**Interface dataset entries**
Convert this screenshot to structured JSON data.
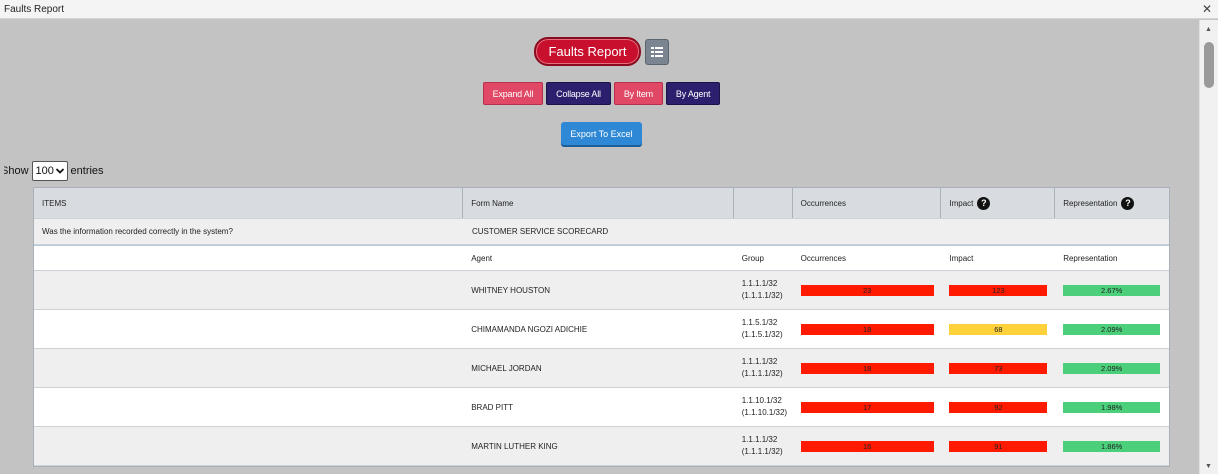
{
  "window": {
    "title": "Faults Report",
    "close_glyph": "✕"
  },
  "header": {
    "report_label": "Faults Report",
    "list_icon": "list-icon"
  },
  "buttons": {
    "expand_all": "Expand All",
    "collapse_all": "Collapse All",
    "by_item": "By Item",
    "by_agent": "By Agent",
    "export": "Export To Excel"
  },
  "entries": {
    "show": "Show",
    "value": "100",
    "suffix": "entries"
  },
  "table": {
    "headers": {
      "items": "ITEMS",
      "form_name": "Form Name",
      "group": "",
      "occurrences": "Occurrences",
      "impact": "Impact",
      "representation": "Representation",
      "help": "?"
    },
    "item": {
      "question": "Was the information recorded correctly in the system?",
      "form": "CUSTOMER SERVICE SCORECARD"
    },
    "subheaders": {
      "agent": "Agent",
      "group": "Group",
      "occurrences": "Occurrences",
      "impact": "Impact",
      "representation": "Representation"
    },
    "rows": [
      {
        "agent": "WHITNEY HOUSTON",
        "group1": "1.1.1.1/32",
        "group2": "(1.1.1.1/32)",
        "occ": "23",
        "imp": "123",
        "rep": "2.67%",
        "imp_color": "#ff1a00"
      },
      {
        "agent": "CHIMAMANDA NGOZI ADICHIE",
        "group1": "1.1.5.1/32",
        "group2": "(1.1.5.1/32)",
        "occ": "18",
        "imp": "68",
        "rep": "2.09%",
        "imp_color": "#ffd23c"
      },
      {
        "agent": "MICHAEL JORDAN",
        "group1": "1.1.1.1/32",
        "group2": "(1.1.1.1/32)",
        "occ": "18",
        "imp": "73",
        "rep": "2.09%",
        "imp_color": "#ff1a00"
      },
      {
        "agent": "BRAD PITT",
        "group1": "1.1.10.1/32",
        "group2": "(1.1.10.1/32)",
        "occ": "17",
        "imp": "92",
        "rep": "1.98%",
        "imp_color": "#ff1a00"
      },
      {
        "agent": "MARTIN LUTHER KING",
        "group1": "1.1.1.1/32",
        "group2": "(1.1.1.1/32)",
        "occ": "16",
        "imp": "91",
        "rep": "1.86%",
        "imp_color": "#ff1a00"
      }
    ]
  },
  "colors": {
    "occurrence_bar": "#ff1a00",
    "representation_bar": "#4ccf7a",
    "report_pill": "#c8102e",
    "navy_button": "#2c1f6e",
    "pink_button": "#e04866",
    "export_button": "#2f88d6"
  }
}
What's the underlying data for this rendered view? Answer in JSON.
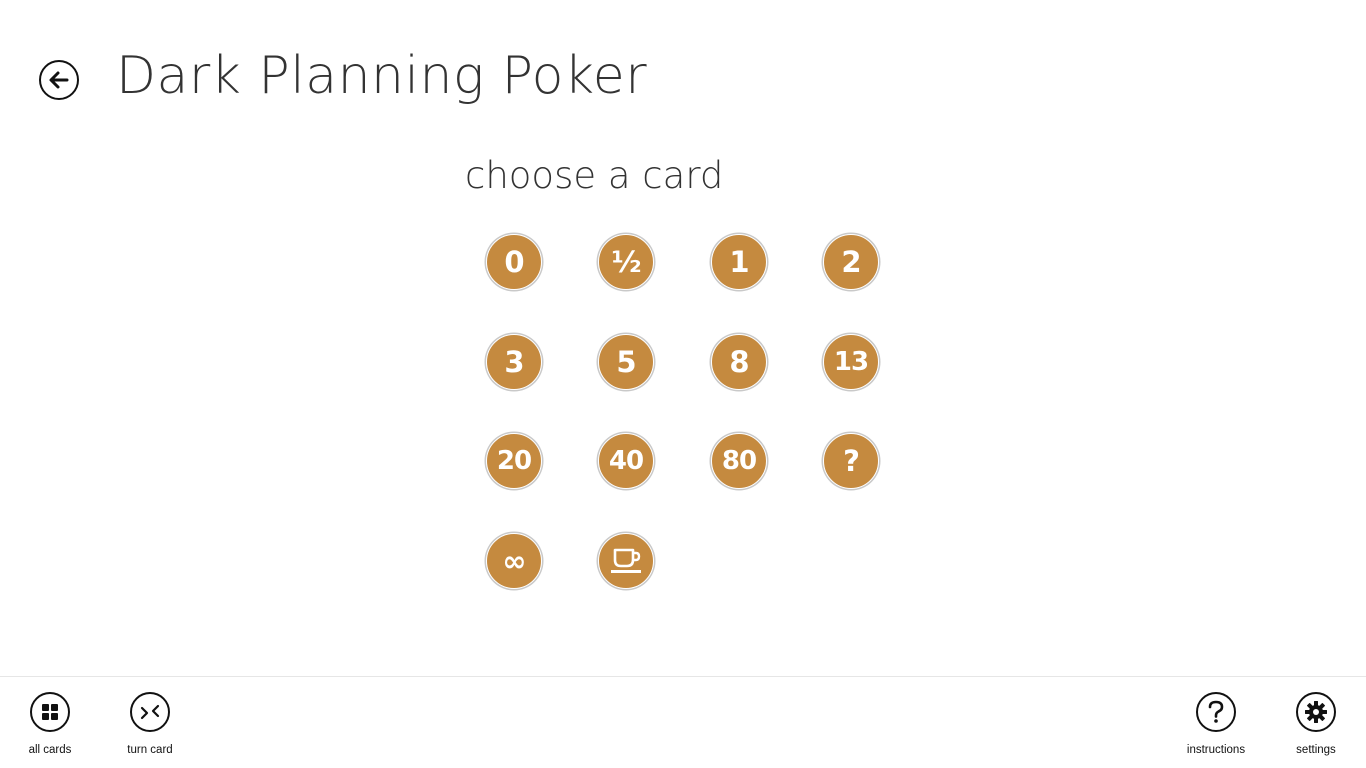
{
  "header": {
    "title": "Dark Planning Poker",
    "back_icon": "back-arrow-icon"
  },
  "main": {
    "subtitle": "choose a card",
    "card_color": "#c58a3f",
    "cards": [
      {
        "label": "0"
      },
      {
        "label": "½"
      },
      {
        "label": "1"
      },
      {
        "label": "2"
      },
      {
        "label": "3"
      },
      {
        "label": "5"
      },
      {
        "label": "8"
      },
      {
        "label": "13"
      },
      {
        "label": "20"
      },
      {
        "label": "40"
      },
      {
        "label": "80"
      },
      {
        "label": "?"
      },
      {
        "label": "∞"
      },
      {
        "label": "",
        "icon": "coffee-cup-icon"
      }
    ]
  },
  "app_bar": {
    "all_cards": {
      "label": "all cards",
      "icon": "grid-icon"
    },
    "turn_card": {
      "label": "turn card",
      "icon": "turn-card-icon"
    },
    "instructions": {
      "label": "instructions",
      "icon": "question-icon"
    },
    "settings": {
      "label": "settings",
      "icon": "gear-icon"
    }
  }
}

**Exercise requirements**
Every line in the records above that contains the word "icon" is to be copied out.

**Output of the task**
    "list_icon": "list-icon"
    "back_icon": "back-arrow-icon"
        "icon": "coffee-cup-icon"
      "icon": "grid-icon"
      "icon": "turn-card-icon"
      "icon": "question-icon"
      "icon": "gear-icon"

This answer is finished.